Language Obligations of the Police

Language Obligations of the Police
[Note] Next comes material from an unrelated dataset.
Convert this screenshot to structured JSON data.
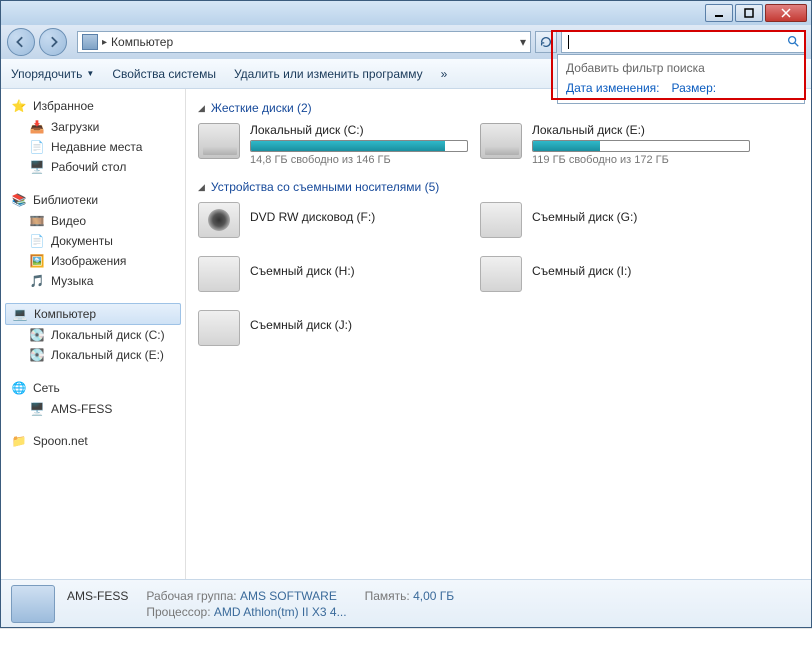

In the quest for public security, communication is the most important operational resource used by police. When German police act in a preventive capacity, officers generally speak German while performing their duties. To over­come language barriers, the police may deviate from German, but there is no clear obligation to communicate in other languages. Contrary to this monolingualism, a duty to provide information multilingually applies to criminal pros­ecutions. Interestingly, the intensity of interventions in the case of taking a person into custody, is quite com­pa­ra­ble to the intensity of interventions for criminal prosecution. The border between public security and law en­force­ment is often blurry in practice and difficult to define legally, contributing to the disparity of communication obliga­tions regarding police action.
This doctoral project examines police obligations regarding the use of foreign languages in a pluralized and in­creas­ingly multilingual society. Based on the above considerations, this dissertation examines the distribution of ‘lan­guage risk’ in preventive police action and its effects on fundamental rights. The potential of recent technolog­i­cal developments and the actual practices of the police in dealing with non-German speakers are considered. Form­ing part of a broader interdisciplinary research project ‘ZuRecht – Die Polizei in der offenen Gesellschaft’, this project re­lies principally on doctrinal analysis and statutory interpretation, as well as empirical methods for deal­ing with linguistic differences.

 

Research outcome: doctoral dissertation at the University of Freiburg (2019–2022)
Project language:German
Photo:Daria Sannikova 2938197/Pexels

 

 

Weitere interessante Beiträge

Zur Redakteursansicht